(Excerpts from an interface dataset)
□ □ □ □
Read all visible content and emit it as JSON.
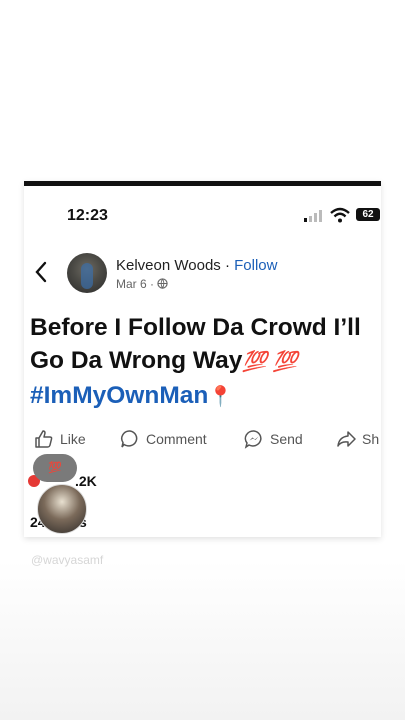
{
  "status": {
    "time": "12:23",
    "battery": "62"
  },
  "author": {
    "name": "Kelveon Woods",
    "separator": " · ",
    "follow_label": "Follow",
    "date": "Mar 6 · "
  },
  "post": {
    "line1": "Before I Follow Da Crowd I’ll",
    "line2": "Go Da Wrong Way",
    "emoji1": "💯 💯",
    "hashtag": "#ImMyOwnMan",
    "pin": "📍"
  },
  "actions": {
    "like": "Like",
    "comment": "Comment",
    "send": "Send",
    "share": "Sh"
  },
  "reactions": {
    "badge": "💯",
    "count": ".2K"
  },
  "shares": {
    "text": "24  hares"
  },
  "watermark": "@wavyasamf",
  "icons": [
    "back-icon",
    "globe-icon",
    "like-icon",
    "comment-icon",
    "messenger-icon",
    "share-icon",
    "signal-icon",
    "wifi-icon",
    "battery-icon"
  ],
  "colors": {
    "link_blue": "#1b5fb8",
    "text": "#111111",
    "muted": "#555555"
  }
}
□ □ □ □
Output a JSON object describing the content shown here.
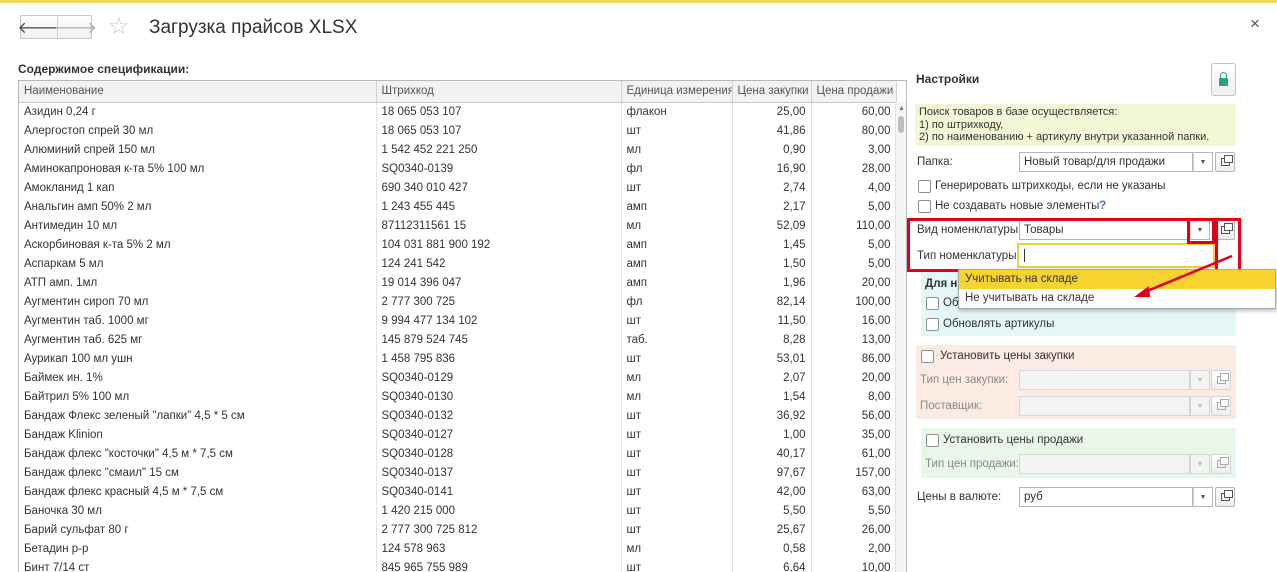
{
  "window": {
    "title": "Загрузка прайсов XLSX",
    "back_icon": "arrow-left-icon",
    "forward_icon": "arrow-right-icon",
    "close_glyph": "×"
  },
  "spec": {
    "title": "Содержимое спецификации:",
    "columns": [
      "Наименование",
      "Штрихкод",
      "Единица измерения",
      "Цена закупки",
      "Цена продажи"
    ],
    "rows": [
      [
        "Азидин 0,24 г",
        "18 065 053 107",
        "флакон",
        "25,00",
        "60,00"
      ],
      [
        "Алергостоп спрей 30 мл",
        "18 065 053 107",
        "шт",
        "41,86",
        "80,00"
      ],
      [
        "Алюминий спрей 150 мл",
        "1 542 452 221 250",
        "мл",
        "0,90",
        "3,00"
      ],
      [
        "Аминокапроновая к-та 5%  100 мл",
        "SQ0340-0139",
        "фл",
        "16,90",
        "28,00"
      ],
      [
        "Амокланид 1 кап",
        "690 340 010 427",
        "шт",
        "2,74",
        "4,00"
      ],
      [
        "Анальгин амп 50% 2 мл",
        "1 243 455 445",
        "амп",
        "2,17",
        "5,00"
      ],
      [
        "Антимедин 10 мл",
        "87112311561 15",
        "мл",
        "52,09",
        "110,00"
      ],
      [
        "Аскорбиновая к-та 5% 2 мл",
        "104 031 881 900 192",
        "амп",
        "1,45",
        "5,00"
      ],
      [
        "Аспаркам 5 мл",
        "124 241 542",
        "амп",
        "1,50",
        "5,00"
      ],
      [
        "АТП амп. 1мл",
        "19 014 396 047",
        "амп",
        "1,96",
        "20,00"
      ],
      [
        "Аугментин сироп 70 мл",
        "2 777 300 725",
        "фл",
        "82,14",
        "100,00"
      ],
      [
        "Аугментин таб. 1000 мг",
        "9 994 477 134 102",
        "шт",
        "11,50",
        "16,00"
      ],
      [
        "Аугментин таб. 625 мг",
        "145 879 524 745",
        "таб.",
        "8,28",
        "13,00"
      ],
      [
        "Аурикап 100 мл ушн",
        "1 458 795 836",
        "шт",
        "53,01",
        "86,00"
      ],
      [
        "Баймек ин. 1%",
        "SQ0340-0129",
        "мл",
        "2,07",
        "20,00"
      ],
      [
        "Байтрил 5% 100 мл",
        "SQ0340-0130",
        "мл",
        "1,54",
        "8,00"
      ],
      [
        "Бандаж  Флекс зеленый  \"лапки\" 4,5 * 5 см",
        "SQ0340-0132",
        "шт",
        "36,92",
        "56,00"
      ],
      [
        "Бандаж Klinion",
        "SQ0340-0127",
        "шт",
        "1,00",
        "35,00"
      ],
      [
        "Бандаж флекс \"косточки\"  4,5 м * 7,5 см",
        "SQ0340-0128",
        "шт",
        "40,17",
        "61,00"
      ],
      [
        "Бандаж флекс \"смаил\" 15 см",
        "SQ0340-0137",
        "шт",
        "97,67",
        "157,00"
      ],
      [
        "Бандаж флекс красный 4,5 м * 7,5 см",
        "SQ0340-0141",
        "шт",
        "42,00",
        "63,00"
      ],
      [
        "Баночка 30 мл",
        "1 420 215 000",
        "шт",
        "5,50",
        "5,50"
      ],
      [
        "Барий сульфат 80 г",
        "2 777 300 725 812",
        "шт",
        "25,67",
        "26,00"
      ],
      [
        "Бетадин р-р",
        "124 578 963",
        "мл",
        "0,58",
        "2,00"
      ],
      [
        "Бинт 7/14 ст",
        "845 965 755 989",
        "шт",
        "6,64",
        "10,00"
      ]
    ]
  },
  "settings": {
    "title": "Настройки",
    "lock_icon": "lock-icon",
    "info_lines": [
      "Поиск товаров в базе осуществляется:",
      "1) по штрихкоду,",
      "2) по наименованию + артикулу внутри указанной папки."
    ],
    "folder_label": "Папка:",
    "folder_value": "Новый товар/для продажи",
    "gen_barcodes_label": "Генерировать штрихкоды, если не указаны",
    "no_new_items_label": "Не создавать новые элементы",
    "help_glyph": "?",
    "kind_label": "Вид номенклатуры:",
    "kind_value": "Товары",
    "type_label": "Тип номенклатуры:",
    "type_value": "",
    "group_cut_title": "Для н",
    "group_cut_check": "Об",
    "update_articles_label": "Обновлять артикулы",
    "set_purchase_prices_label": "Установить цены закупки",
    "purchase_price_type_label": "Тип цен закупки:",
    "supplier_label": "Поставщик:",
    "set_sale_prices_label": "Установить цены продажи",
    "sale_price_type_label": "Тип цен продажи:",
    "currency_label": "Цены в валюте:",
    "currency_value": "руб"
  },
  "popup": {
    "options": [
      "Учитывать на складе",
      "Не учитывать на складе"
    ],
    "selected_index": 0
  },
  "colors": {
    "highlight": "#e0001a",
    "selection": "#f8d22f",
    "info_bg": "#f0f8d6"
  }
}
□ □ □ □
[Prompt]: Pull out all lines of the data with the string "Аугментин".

[Response]:
        "Аугментин сироп 70 мл",
        "Аугментин таб. 1000 мг",
        "Аугментин таб. 625 мг",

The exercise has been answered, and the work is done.